* [What the task requires]: When the word "this" shows up in a line of the data below, copy that whole line.

* [Data for review]:
╔══
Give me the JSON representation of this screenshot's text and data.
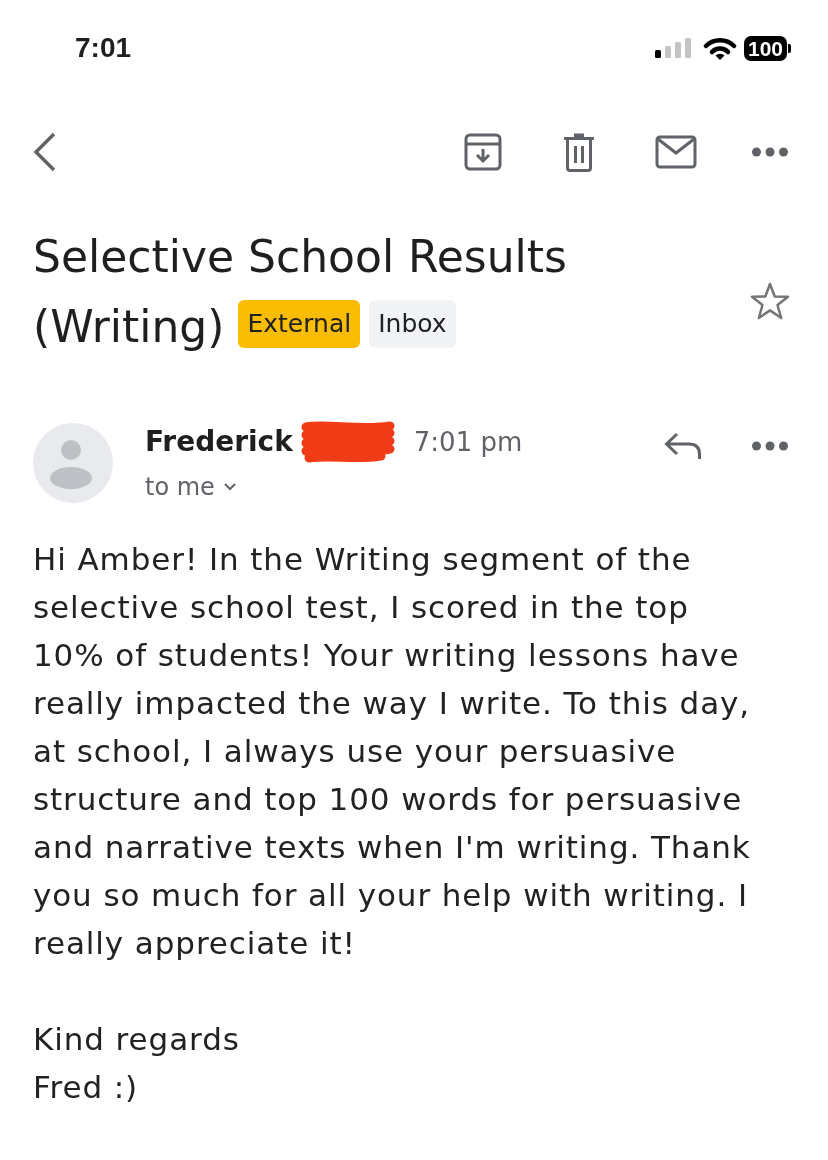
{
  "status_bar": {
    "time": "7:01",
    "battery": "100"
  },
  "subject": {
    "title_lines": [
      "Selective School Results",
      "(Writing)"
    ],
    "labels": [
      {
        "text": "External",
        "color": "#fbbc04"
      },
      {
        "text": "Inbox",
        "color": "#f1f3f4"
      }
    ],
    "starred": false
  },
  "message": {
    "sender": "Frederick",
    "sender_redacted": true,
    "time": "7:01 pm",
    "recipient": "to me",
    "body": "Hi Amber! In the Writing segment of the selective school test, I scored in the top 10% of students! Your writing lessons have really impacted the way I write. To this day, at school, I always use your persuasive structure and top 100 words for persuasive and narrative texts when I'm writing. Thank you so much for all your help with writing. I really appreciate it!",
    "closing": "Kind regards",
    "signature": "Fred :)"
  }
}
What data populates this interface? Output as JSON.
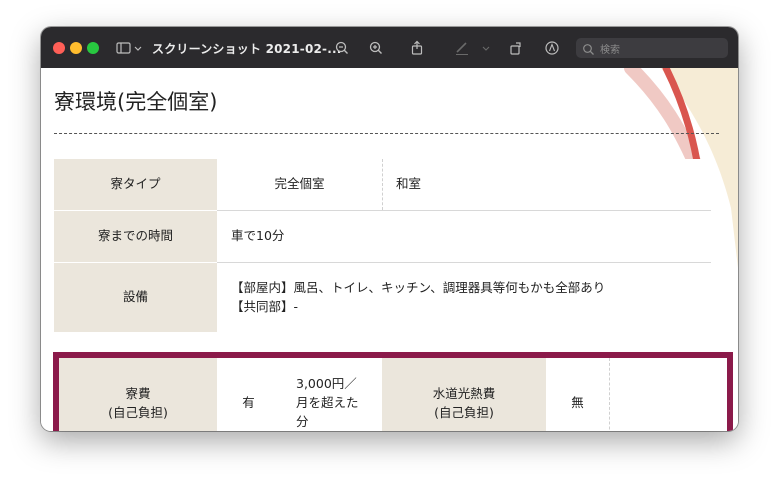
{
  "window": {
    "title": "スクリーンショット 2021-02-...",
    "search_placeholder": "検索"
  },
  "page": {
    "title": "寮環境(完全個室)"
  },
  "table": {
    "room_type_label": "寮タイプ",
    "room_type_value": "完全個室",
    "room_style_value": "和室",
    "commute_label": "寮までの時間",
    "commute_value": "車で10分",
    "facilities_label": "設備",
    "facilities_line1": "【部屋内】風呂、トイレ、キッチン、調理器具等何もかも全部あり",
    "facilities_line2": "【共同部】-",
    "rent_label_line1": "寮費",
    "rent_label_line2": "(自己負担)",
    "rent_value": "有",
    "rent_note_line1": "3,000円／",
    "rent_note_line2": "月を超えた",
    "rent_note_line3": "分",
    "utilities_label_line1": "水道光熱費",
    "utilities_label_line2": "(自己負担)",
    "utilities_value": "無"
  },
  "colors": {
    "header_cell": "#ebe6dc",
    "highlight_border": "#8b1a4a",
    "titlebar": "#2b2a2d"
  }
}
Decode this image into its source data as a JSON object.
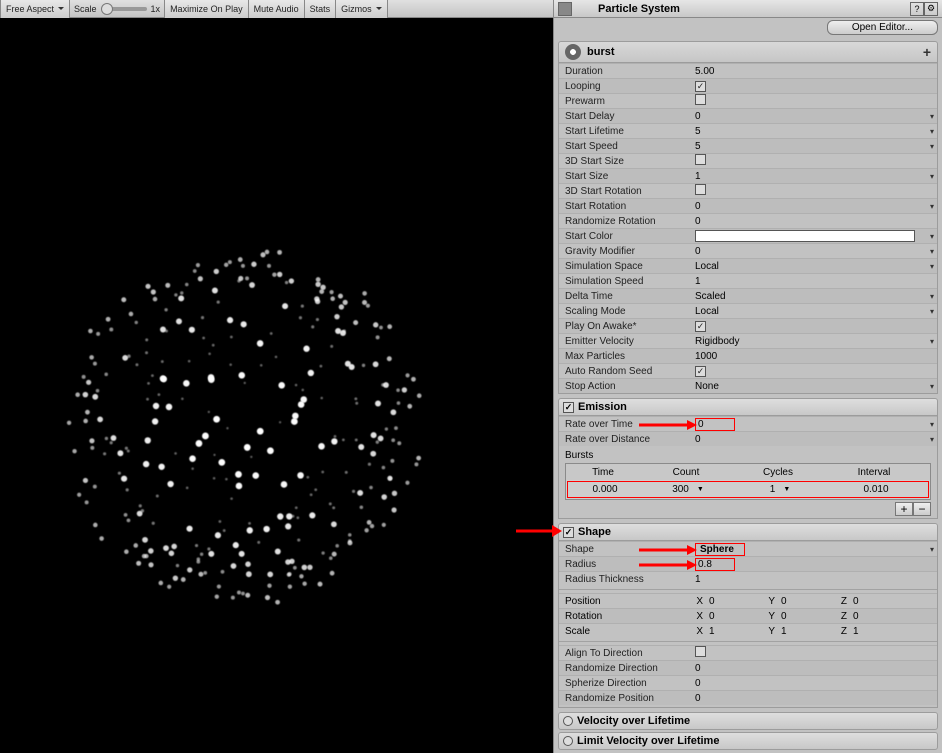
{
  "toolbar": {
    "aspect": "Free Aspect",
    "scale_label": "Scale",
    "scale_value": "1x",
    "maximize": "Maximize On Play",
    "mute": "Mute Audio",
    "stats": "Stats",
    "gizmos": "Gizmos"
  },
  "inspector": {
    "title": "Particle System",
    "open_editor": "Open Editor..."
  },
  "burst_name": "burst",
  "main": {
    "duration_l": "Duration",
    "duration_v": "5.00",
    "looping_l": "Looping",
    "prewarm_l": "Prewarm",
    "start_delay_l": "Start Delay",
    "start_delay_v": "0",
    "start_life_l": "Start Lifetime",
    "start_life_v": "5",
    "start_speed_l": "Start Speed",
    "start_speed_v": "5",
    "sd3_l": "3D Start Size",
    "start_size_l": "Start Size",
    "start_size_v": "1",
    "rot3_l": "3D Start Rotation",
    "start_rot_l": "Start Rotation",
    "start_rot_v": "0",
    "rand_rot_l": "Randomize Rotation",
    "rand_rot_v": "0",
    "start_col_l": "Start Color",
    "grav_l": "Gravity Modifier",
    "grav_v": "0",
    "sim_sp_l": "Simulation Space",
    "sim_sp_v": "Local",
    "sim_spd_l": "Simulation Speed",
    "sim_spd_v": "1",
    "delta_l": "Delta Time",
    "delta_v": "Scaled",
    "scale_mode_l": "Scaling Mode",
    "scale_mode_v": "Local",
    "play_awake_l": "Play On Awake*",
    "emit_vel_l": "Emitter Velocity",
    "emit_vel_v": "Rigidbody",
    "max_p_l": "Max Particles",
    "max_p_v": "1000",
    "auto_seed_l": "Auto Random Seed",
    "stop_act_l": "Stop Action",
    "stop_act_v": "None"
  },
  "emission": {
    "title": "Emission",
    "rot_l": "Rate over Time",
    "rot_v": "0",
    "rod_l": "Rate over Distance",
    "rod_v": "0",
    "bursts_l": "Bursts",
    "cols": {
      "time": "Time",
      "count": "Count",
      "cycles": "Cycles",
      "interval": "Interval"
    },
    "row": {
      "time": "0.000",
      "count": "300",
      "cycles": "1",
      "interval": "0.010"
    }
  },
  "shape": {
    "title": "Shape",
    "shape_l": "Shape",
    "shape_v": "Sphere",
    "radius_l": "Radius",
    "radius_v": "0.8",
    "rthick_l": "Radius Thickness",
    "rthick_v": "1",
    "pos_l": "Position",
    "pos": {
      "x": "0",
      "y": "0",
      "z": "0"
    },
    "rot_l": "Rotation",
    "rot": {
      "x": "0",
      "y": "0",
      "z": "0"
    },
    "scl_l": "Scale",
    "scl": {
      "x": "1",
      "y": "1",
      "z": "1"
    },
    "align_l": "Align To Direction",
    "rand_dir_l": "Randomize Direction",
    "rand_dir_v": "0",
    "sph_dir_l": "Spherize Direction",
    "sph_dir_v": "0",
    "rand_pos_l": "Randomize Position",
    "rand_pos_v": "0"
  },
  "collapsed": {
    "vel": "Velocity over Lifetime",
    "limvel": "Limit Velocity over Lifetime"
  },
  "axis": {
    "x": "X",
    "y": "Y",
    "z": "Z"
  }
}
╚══
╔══
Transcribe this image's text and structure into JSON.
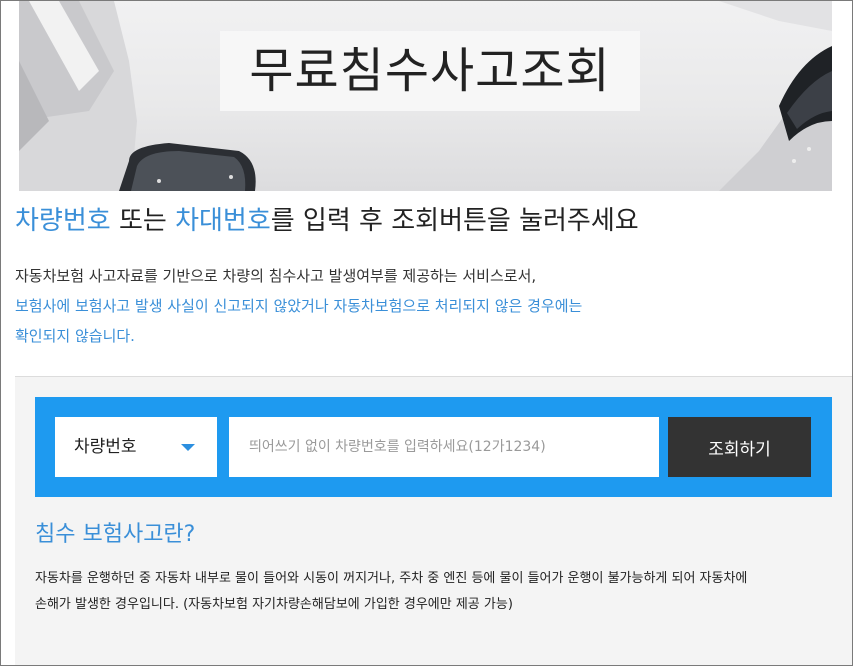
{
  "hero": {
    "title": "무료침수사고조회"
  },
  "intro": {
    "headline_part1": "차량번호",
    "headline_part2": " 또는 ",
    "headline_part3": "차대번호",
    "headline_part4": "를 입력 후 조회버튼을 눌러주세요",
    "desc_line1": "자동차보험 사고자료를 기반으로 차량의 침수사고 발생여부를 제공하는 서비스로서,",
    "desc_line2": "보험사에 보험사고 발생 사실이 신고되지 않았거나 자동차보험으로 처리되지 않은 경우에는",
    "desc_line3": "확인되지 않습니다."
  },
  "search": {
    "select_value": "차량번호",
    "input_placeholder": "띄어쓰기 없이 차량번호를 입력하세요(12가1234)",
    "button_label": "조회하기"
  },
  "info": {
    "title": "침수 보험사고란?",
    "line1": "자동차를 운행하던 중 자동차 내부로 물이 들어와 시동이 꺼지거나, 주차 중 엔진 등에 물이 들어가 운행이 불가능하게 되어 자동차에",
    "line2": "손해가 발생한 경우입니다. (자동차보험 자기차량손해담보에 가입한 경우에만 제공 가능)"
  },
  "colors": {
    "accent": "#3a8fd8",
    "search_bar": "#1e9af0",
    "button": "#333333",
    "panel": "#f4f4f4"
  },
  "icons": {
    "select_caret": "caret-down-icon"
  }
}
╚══
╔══
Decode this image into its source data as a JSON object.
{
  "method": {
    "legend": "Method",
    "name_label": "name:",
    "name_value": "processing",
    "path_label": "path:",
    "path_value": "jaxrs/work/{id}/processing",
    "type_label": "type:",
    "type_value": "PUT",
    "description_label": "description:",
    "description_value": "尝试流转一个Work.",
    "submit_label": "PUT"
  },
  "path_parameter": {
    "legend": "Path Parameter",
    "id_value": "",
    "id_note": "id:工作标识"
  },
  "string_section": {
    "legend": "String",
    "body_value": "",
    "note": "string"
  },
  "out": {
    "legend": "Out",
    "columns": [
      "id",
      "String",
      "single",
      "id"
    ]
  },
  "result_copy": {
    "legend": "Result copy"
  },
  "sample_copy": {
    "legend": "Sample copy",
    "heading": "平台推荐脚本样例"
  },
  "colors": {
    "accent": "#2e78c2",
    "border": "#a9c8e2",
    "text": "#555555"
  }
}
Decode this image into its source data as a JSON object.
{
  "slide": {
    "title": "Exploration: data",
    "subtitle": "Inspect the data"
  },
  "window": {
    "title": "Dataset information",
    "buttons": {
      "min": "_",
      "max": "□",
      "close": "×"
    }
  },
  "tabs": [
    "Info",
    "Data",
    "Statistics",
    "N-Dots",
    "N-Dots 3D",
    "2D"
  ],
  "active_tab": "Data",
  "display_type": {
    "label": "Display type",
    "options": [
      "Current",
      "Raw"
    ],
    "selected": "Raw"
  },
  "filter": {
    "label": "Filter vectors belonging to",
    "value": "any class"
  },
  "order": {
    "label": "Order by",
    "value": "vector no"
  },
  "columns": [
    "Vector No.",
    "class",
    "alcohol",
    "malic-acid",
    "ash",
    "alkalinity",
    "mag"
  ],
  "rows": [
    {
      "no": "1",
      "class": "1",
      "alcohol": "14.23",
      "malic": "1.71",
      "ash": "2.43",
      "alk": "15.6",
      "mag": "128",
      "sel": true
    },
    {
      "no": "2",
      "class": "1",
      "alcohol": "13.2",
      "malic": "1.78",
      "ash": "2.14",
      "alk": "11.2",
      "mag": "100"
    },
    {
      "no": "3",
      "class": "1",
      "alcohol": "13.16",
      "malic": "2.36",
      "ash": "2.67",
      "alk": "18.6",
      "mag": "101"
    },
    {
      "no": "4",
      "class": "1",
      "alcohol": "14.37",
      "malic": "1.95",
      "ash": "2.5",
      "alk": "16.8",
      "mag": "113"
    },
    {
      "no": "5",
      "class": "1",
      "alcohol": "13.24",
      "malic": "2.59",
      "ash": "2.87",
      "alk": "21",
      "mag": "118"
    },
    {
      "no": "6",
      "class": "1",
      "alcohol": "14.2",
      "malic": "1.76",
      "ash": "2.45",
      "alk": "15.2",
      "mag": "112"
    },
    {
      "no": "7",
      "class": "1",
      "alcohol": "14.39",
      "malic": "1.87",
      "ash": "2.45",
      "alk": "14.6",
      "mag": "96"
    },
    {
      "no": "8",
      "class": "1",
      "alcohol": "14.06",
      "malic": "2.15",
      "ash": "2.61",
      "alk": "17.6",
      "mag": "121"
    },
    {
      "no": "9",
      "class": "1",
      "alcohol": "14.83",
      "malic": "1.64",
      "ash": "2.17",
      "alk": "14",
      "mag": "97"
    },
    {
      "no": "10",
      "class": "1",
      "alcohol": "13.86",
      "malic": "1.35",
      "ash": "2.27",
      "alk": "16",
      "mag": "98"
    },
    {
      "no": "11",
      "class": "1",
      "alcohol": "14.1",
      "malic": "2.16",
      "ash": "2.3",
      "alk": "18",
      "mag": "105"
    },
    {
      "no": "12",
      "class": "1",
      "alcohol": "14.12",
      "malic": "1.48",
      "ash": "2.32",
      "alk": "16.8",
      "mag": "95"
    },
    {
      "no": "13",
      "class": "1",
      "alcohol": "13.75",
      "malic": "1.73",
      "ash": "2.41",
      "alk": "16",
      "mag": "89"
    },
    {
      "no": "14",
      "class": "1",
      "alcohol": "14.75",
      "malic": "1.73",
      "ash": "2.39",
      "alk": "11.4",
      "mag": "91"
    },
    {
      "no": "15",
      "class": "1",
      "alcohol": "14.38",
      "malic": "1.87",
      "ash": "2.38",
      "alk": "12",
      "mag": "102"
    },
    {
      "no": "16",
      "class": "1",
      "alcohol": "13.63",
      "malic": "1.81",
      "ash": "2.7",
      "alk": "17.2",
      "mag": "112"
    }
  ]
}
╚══
* [Problem solution]:
Give me the JSON representation of this screenshot's text and data.
    "body": "Hi Amber! In the Writing segment of the selective school test, I scored in the top 10% of students! Your writing lessons have really impacted the way I write. To this day, at school, I always use your persuasive structure and top 100 words for persuasive and narrative texts when I'm writing. Thank you so much for all your help with writing. I really appreciate it!",
What data populates this interface? Output as JSON.
Decode this image into its source data as a JSON object.
Transcribe this image's text and structure into JSON.
Decode this image into its source data as a JSON object.
Decode this image into its source data as a JSON object.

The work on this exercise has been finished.